Here’s a tiresome topic that we never seem to get tired of:
I just got done going through your Big CI Book. I found it incredibly useful as my Spanish department is getting to make “the shift” to CI/IPA. We are still working through our many questions and strategies for our big move for next year.
I am fully on board that CI is the way to go for authentic acquisition of the language, but at what point does language structure and grammar come in to play? I am sure that many students leave CI programs speaking, writing and communicating beautifully. What happens to those kids when they get to college Spanish and are expected to know grammar terms and uses? Many college placement tests are grammar driven. Do you have any data to support the CI cause for Spanish college students?
The short answer is that, in my view, we must do what we think is best and what is right for the kids. So many kids aren’t privileged to attend college – they just want something or someone to tell them they are good at something before they set out on a lifetime of minimum wage jobs. We can do that.
But there are other ways to answer this question. My experience after 24 years teaching AP French Lang and Lit and now 15 using CI (not TPRS since I have broken with those people) is that the college bound kids can meet the grammar demands in college w little effort. I just stop stories in Feb. of their senior year and teach for college and they are fine. But when they learn the grammar in this way, it is authentically, because they already know it (read: didn’t memorize for tests, actually know the language). It does make sense, doesn’t it, to only learn the grammatical aspects of a language after one actually knows the language?

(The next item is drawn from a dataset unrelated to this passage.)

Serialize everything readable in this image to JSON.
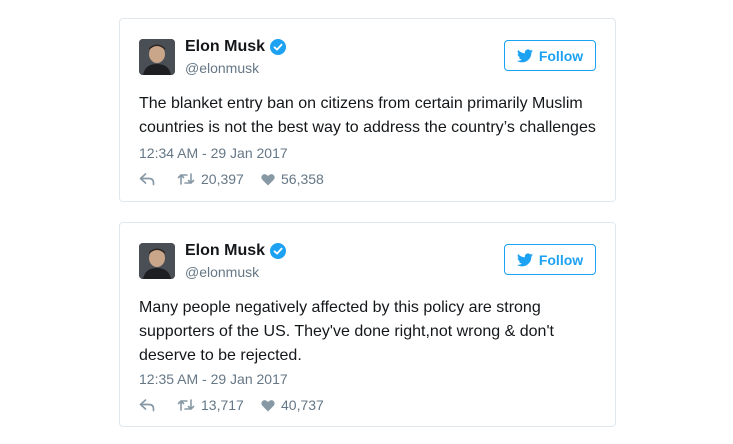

I would ask, at what point will the university people ever be able to see the truth about their instruction? How long can you use a PhD to hide from the research about how people in fact learn languages?